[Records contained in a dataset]
---*---
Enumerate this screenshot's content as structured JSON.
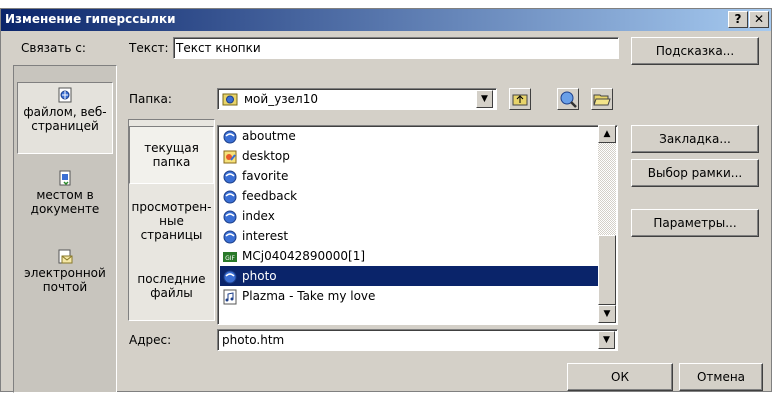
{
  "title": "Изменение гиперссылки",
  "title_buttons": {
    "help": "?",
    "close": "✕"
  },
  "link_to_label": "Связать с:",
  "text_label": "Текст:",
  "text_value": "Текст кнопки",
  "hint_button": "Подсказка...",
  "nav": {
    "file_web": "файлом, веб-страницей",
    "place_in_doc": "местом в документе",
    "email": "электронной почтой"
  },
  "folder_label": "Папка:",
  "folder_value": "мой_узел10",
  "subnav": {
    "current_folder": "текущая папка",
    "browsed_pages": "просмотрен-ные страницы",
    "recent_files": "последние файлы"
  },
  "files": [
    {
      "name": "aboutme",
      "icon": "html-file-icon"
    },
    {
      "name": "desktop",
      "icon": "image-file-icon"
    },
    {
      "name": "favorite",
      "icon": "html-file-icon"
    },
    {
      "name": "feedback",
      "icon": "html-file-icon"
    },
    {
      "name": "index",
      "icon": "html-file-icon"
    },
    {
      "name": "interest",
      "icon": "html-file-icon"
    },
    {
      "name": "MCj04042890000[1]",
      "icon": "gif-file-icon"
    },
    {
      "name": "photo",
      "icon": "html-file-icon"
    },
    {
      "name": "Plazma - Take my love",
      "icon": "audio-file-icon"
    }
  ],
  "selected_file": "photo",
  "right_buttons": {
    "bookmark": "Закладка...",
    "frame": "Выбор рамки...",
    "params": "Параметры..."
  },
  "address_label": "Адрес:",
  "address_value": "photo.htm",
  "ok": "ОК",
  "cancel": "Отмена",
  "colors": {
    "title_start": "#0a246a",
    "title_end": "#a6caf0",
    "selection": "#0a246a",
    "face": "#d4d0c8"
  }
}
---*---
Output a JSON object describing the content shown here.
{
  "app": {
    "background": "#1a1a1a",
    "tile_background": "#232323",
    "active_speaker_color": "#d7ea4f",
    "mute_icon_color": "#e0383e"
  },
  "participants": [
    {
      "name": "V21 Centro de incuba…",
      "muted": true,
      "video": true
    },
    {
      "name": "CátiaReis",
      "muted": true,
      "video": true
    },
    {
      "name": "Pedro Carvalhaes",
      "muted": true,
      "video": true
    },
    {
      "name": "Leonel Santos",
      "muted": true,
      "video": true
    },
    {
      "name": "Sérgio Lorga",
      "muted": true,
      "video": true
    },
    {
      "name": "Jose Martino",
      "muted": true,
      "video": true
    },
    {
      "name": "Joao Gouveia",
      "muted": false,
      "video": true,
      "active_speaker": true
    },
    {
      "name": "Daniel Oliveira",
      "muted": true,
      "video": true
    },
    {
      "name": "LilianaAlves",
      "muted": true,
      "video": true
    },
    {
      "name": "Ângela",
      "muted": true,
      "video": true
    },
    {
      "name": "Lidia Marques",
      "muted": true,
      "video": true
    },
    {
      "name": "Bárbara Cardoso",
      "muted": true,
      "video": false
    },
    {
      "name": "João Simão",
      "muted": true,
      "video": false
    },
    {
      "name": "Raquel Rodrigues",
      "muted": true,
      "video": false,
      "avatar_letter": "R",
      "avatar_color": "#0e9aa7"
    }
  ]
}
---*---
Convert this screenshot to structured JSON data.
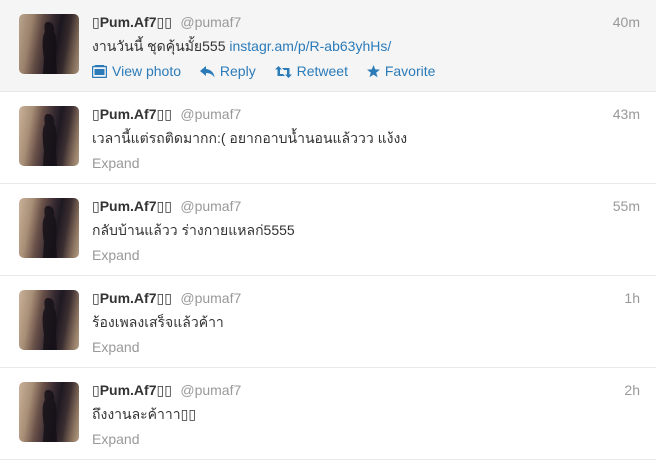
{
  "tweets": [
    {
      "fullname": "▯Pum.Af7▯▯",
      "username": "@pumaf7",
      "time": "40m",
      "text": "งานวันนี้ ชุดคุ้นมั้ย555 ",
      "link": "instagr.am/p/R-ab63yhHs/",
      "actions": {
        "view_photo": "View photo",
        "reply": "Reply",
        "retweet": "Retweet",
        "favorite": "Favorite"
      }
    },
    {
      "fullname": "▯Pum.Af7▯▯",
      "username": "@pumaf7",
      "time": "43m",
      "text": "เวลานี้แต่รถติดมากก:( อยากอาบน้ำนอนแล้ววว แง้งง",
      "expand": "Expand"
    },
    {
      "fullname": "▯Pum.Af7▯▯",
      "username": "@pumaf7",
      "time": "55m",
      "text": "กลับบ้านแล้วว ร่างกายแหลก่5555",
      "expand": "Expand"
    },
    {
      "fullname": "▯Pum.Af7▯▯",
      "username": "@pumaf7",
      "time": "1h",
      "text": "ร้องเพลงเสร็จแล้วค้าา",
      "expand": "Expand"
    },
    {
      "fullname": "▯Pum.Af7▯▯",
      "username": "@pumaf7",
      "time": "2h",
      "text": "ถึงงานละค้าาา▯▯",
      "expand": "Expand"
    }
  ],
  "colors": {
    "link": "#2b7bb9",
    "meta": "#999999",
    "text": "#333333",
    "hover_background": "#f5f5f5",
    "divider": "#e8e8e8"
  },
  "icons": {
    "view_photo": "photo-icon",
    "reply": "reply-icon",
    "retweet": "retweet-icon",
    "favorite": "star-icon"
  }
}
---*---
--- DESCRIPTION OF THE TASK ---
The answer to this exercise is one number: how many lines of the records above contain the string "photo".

--- ANSWER FOR THE TASK ---
5